** Opening SOURCE RECORDS block **

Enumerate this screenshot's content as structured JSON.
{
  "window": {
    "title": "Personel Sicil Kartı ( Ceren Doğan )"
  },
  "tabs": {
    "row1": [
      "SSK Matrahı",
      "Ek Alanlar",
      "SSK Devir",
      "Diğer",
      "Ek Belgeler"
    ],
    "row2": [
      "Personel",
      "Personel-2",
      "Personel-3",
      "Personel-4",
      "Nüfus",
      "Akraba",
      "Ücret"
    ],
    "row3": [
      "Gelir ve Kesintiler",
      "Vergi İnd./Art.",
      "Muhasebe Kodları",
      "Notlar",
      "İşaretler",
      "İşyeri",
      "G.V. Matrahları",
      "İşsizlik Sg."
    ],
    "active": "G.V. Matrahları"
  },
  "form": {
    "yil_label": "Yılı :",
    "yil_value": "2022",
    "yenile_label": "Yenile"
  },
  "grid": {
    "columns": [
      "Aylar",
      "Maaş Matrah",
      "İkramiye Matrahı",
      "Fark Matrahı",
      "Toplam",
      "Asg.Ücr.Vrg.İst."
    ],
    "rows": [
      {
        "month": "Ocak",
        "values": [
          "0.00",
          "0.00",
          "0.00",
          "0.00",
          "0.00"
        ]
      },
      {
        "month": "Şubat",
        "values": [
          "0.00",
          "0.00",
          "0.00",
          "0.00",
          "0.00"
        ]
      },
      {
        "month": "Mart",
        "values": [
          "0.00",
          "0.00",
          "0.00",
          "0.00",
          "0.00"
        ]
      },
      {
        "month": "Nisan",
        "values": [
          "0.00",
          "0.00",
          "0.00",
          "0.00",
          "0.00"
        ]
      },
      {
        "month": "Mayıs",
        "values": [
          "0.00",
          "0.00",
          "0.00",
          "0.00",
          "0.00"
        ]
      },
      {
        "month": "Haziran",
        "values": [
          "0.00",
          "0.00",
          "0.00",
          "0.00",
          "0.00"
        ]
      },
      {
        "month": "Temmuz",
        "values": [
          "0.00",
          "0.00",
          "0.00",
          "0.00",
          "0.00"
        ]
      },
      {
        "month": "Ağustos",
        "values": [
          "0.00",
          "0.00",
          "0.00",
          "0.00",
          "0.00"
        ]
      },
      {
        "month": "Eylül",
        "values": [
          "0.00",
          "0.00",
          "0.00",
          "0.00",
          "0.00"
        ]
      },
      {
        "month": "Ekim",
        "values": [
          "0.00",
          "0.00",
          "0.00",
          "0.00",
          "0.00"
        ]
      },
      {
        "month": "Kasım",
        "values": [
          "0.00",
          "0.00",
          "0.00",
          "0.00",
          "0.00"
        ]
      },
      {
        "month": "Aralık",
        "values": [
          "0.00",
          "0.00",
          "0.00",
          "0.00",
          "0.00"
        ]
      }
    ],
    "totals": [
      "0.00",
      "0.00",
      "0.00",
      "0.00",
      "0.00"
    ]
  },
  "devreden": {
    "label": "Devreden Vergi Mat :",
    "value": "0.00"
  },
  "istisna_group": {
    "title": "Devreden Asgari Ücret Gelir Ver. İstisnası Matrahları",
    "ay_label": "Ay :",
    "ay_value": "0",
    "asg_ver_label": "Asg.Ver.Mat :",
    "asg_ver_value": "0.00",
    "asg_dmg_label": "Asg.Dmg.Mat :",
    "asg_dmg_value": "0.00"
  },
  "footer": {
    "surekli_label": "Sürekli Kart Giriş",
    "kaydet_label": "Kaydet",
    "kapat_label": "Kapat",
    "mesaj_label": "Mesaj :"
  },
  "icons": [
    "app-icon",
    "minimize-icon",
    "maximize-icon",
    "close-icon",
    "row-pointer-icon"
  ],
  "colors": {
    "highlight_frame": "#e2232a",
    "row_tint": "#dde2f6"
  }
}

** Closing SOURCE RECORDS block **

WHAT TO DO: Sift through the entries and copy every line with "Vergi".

RESPONSE FOR THIS EXERCISE:
      "Vergi İnd./Art.",
    "label": "Devreden Vergi Mat :",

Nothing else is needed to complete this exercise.